━━━ Source data
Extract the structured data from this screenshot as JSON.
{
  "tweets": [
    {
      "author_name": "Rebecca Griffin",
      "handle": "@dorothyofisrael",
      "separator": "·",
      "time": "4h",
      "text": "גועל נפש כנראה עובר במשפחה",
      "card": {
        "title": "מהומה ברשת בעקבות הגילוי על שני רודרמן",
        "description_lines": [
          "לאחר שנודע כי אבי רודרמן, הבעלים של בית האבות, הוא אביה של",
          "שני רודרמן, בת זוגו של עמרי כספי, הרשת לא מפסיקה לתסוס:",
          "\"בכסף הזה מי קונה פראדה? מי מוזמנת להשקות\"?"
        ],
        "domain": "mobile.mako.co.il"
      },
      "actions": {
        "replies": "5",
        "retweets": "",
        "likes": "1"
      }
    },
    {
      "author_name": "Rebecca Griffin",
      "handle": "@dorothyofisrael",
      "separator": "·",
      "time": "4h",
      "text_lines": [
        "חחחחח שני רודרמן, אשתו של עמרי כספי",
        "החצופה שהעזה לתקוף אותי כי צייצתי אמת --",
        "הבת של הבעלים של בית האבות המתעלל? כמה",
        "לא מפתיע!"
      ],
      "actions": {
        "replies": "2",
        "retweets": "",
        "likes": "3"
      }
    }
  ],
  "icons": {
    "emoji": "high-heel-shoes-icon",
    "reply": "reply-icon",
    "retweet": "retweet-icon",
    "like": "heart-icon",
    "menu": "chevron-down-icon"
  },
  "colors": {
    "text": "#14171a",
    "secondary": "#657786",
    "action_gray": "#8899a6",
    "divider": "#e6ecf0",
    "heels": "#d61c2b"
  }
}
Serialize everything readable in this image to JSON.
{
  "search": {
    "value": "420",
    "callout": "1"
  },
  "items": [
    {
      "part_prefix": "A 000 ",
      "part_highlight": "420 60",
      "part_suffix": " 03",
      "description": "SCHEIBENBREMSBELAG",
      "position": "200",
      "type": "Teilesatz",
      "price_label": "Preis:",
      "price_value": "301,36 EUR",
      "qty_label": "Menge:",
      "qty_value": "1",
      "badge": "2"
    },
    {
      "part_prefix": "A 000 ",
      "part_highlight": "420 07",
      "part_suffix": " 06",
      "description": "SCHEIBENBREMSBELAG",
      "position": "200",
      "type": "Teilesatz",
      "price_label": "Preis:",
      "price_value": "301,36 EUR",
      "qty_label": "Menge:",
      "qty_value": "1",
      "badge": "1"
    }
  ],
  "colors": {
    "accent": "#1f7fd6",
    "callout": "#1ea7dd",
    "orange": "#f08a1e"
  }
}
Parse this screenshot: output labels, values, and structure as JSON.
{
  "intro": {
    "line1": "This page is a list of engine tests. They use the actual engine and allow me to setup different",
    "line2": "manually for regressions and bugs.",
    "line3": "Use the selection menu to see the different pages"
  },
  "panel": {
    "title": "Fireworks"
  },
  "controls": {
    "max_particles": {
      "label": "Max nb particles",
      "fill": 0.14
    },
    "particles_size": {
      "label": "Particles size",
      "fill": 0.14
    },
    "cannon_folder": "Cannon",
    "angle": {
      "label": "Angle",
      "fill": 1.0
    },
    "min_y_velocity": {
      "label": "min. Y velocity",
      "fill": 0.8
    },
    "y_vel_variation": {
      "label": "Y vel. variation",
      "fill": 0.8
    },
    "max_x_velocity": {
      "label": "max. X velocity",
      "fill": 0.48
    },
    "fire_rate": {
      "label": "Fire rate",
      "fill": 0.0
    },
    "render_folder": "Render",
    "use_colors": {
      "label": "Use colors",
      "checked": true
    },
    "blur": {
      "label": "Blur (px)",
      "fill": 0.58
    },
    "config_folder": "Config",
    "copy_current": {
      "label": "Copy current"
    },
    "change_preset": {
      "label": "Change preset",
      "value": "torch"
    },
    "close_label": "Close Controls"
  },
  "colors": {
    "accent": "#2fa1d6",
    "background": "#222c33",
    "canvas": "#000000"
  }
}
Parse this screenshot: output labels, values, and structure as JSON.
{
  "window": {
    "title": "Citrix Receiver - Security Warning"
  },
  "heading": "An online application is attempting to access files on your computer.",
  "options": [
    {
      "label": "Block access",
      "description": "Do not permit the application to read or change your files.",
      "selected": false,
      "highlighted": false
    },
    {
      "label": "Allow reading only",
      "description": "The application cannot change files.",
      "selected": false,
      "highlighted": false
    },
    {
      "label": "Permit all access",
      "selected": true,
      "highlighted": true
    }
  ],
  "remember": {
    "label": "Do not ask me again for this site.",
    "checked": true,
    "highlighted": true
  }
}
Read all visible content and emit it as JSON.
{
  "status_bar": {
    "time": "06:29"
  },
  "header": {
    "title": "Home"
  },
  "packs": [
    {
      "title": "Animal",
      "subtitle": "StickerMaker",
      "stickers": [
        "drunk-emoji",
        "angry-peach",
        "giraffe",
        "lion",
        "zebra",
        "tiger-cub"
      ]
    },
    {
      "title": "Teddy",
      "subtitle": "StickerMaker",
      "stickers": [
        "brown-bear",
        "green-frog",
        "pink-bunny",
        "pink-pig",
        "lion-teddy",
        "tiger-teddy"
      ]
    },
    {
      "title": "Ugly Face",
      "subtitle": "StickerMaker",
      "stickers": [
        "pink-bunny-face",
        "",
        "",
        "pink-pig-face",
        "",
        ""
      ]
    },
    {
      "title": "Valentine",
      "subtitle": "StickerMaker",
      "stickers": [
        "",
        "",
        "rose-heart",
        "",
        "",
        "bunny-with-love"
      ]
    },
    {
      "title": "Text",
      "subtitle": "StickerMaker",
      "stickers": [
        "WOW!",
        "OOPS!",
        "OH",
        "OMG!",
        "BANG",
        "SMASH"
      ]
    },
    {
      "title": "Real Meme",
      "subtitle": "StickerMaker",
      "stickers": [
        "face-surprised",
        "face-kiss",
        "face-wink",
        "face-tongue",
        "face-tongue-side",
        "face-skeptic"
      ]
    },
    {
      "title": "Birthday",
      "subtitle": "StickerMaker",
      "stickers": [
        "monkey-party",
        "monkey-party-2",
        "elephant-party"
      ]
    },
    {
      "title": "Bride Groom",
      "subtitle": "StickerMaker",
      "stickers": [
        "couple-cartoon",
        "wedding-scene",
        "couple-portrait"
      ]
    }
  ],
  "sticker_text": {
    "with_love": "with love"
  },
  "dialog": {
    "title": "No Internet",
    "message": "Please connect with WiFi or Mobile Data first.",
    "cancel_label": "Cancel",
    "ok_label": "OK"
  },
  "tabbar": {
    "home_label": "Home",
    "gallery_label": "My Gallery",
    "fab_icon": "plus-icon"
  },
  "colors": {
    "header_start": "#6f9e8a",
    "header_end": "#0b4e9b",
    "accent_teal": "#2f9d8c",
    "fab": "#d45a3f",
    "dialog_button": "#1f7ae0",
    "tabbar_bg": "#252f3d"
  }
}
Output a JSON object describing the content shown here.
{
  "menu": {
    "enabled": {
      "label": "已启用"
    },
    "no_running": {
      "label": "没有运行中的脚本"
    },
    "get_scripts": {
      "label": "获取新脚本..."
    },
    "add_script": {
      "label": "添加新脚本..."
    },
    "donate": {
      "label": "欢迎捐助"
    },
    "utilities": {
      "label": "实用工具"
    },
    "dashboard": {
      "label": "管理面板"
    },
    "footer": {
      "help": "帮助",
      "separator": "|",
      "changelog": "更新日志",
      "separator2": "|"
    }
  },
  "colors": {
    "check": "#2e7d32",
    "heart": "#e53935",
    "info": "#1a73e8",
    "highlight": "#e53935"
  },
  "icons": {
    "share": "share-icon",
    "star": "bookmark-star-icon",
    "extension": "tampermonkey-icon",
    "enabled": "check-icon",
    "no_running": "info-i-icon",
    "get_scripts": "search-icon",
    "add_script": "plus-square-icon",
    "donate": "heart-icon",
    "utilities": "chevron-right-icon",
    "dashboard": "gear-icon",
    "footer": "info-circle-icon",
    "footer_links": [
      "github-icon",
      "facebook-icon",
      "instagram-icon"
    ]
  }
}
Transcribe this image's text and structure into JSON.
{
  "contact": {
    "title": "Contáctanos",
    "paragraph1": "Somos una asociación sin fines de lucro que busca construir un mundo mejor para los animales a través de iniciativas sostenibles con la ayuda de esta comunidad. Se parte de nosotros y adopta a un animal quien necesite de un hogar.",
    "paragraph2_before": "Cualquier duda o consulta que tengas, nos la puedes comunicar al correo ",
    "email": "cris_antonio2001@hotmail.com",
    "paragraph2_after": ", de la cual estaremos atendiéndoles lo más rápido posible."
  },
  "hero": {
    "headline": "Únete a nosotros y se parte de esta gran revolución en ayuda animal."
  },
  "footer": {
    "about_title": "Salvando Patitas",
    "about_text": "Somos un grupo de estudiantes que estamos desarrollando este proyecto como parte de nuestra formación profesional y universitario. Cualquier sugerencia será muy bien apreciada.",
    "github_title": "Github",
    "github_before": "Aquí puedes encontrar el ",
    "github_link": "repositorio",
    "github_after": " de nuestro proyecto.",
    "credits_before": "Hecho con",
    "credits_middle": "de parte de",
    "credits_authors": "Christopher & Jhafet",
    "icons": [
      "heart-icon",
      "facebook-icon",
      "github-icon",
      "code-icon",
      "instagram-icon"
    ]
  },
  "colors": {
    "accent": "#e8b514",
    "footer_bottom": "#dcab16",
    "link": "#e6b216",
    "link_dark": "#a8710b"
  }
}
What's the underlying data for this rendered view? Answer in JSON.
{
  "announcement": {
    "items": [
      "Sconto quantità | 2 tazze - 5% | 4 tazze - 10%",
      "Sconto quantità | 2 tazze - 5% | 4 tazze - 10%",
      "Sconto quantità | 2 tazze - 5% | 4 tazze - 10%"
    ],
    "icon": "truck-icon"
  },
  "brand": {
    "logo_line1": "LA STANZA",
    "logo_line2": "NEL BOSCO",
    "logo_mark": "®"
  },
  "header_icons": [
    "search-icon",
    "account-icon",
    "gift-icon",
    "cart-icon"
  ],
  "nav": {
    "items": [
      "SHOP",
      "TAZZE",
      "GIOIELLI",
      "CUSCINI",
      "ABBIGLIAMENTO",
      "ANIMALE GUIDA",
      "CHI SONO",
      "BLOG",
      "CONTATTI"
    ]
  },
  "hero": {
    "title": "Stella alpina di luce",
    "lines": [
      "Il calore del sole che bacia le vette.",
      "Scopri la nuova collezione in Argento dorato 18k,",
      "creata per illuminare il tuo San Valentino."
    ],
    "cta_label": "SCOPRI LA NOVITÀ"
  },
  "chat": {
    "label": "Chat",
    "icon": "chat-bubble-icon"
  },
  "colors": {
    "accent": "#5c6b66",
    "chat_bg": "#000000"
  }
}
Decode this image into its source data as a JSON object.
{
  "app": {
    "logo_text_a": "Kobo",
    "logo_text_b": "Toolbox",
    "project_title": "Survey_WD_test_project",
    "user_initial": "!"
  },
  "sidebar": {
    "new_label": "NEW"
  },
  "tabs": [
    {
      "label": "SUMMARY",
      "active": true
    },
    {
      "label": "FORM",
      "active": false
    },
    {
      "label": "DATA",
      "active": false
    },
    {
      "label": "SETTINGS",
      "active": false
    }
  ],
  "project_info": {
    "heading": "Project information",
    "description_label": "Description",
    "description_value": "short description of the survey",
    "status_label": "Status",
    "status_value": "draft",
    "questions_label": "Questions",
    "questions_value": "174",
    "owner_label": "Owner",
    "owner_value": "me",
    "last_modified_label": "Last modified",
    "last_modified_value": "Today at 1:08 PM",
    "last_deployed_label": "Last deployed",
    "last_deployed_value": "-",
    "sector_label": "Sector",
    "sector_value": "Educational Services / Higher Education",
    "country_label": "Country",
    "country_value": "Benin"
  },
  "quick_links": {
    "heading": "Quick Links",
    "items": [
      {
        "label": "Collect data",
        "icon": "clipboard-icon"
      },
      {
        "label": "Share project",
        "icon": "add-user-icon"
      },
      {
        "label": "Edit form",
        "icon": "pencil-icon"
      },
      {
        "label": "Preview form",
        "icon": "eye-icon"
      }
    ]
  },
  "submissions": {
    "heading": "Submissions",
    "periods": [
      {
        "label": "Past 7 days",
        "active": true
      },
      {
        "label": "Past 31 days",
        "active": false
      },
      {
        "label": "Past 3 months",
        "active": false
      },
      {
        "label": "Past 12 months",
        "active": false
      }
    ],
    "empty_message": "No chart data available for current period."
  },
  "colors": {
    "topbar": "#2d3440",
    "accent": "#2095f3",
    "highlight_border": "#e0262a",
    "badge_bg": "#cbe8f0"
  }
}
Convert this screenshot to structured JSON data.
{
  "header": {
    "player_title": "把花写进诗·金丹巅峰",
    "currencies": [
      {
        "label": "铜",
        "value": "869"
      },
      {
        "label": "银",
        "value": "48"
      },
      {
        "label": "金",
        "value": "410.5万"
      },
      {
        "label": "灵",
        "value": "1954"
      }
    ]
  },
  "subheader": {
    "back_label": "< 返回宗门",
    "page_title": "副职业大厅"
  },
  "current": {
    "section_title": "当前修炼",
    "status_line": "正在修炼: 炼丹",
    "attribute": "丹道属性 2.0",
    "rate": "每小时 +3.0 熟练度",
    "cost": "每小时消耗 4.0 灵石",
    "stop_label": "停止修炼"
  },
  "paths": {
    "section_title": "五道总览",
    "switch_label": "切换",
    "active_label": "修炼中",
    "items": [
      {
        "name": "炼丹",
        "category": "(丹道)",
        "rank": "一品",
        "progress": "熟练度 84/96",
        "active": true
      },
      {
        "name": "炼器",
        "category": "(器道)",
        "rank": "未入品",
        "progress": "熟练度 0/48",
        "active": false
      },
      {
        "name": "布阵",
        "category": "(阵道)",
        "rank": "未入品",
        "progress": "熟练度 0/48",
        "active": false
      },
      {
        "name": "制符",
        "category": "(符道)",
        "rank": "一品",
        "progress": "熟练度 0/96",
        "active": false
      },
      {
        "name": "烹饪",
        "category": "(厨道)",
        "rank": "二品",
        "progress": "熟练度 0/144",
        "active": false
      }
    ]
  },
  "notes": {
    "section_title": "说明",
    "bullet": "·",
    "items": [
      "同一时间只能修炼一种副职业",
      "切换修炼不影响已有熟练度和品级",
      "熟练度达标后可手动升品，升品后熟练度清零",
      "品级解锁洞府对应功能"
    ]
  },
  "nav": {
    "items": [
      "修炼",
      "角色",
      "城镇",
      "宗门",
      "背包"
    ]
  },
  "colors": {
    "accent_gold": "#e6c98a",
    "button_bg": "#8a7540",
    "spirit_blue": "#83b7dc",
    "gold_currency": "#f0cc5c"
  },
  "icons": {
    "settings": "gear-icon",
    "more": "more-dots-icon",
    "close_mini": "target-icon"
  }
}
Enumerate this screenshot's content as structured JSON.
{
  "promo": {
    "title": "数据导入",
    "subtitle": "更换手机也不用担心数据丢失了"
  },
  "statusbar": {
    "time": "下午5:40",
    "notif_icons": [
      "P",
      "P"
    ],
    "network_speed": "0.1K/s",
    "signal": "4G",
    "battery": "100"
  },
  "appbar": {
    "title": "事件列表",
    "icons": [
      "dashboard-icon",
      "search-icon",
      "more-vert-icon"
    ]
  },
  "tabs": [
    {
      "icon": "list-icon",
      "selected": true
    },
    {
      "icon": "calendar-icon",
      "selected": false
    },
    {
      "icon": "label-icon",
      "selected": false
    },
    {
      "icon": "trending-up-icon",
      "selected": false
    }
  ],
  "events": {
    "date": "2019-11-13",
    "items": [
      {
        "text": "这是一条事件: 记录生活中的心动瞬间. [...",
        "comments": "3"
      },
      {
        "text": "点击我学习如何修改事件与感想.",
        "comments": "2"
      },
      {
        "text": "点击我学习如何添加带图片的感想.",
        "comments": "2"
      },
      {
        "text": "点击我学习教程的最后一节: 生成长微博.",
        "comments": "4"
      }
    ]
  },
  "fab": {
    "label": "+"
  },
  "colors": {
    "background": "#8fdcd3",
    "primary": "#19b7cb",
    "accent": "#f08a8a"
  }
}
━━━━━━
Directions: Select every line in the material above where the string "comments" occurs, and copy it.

Written response:
        "comments": "3"
        "comments": "2"
        "comments": "2"
        "comments": "4"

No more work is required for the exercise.